Start of Block

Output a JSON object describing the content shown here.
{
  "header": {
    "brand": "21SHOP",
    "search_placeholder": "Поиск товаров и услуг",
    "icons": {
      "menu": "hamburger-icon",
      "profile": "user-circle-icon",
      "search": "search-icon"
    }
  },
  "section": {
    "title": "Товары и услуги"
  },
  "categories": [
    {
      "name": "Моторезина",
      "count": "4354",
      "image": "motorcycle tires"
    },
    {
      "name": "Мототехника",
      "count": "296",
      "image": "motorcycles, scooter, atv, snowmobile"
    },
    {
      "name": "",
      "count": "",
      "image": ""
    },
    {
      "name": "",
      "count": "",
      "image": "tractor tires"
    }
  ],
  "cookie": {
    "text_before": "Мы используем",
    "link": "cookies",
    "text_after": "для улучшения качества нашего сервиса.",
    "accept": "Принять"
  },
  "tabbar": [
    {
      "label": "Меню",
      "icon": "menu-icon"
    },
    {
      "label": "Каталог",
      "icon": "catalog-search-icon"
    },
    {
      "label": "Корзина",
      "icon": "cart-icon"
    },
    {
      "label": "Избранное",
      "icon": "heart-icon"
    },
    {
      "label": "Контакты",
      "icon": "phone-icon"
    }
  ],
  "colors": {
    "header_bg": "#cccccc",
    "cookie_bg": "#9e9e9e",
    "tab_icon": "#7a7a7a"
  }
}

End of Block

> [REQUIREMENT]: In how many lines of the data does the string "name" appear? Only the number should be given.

> [EXPECTED ANSWER]: 4